~ Quentin Tarantino

“The thought is interrupted by an odd interlude. We are speaking in the side room of Casita, a swish and fairly busy Italian bistro in Aoyama – a district of Tokyo usually so replete with celebrities that they spark minimal fuss. Kojima’s fame, however, exceeds normal limits and adoring staff have worked out who their guest is. He stops mid-sentence and points up towards the speakers, delighted. The soft jazz that had been playing discreetly across the restaurant’s dark, hardwood interior has suddenly been replaced with the theme music from some of Kojima’s hit games. Harry Gregson-Williams’ music is sublime in its context but ‘Metal Gear Solid 4: Guns of the Patriots’ is not, Kojima acknowledges, terribly restauranty.

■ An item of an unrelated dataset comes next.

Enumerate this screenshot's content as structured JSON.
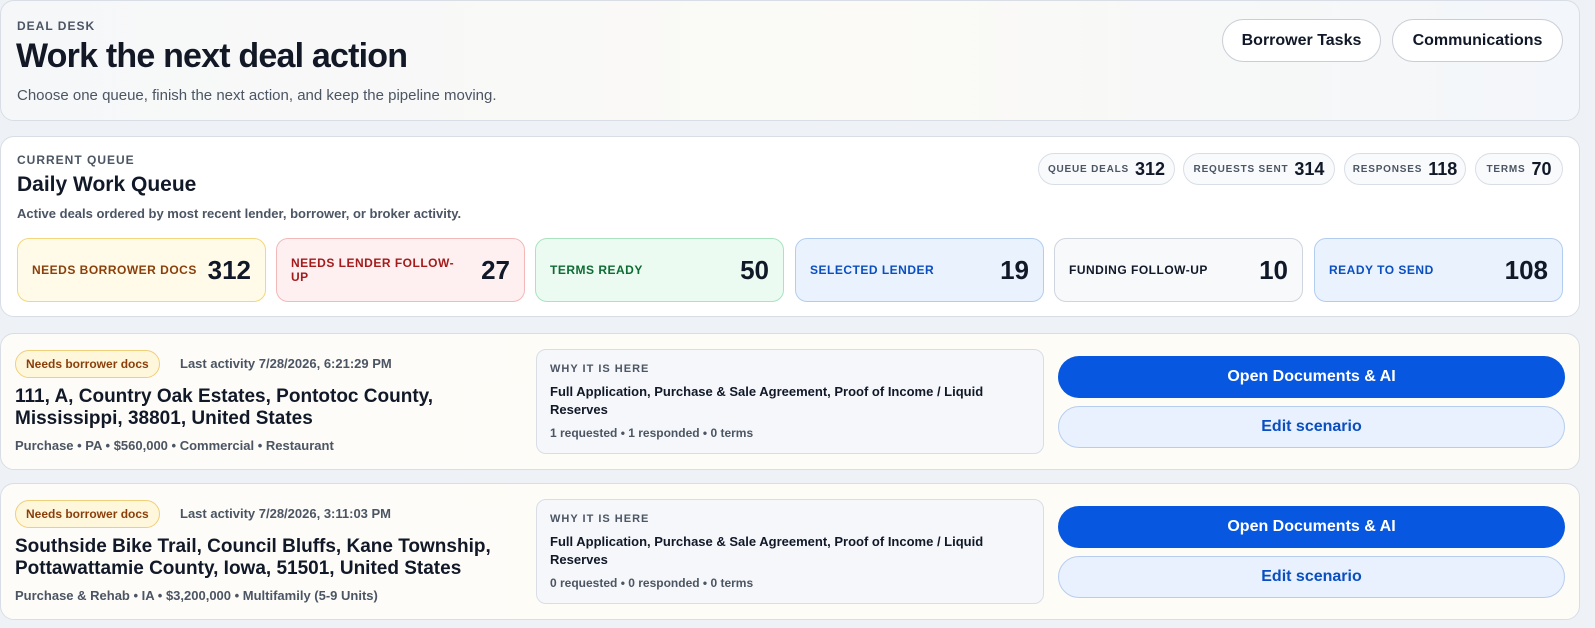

He pauses, adjusting a pair of large, blue-framed glasses of his own design, and returns to the way in which games have not only influenced films, but have also changed the way in which people watch them. “There are stories being told [in cinema] that my generation may find surprising but which the gamer generation doesn’t find weird at all,” he says.
~ Hideo Kojima